Data records for software interfaces:
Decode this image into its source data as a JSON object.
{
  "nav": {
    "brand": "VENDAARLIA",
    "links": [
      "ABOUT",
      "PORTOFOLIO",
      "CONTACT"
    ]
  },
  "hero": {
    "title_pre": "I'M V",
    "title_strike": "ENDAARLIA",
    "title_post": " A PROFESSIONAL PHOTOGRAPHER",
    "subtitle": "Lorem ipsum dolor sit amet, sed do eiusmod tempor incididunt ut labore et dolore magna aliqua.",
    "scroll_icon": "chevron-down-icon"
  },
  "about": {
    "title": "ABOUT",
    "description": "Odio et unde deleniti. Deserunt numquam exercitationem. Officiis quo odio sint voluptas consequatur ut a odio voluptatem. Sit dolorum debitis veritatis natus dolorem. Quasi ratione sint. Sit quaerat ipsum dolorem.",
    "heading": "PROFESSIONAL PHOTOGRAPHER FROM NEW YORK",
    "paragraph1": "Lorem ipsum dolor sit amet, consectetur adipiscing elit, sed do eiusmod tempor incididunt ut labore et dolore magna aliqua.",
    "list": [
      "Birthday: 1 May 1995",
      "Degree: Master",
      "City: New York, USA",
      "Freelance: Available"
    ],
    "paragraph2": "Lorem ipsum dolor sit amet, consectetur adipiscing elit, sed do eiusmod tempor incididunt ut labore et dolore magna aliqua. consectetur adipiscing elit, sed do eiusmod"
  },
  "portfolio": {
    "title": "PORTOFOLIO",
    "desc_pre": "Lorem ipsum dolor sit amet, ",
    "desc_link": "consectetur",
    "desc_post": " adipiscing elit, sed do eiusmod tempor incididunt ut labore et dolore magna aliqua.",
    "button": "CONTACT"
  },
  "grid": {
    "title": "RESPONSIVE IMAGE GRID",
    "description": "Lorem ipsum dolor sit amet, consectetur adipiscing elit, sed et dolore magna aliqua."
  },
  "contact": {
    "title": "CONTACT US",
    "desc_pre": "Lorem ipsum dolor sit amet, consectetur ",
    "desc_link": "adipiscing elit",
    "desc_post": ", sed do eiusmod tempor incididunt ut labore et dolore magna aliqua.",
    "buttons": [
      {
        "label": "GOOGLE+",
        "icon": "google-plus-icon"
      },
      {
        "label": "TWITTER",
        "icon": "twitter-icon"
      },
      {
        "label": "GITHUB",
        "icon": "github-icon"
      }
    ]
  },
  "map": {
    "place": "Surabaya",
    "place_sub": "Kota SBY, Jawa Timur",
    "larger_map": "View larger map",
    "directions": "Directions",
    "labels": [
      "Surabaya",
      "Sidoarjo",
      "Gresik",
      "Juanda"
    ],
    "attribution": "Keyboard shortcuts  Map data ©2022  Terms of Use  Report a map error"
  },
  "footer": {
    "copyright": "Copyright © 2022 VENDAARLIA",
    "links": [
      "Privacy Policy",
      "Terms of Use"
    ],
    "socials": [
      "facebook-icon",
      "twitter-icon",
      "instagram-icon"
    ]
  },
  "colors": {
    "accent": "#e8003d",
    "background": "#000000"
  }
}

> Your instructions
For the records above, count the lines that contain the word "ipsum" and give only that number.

> Result of this exercise
7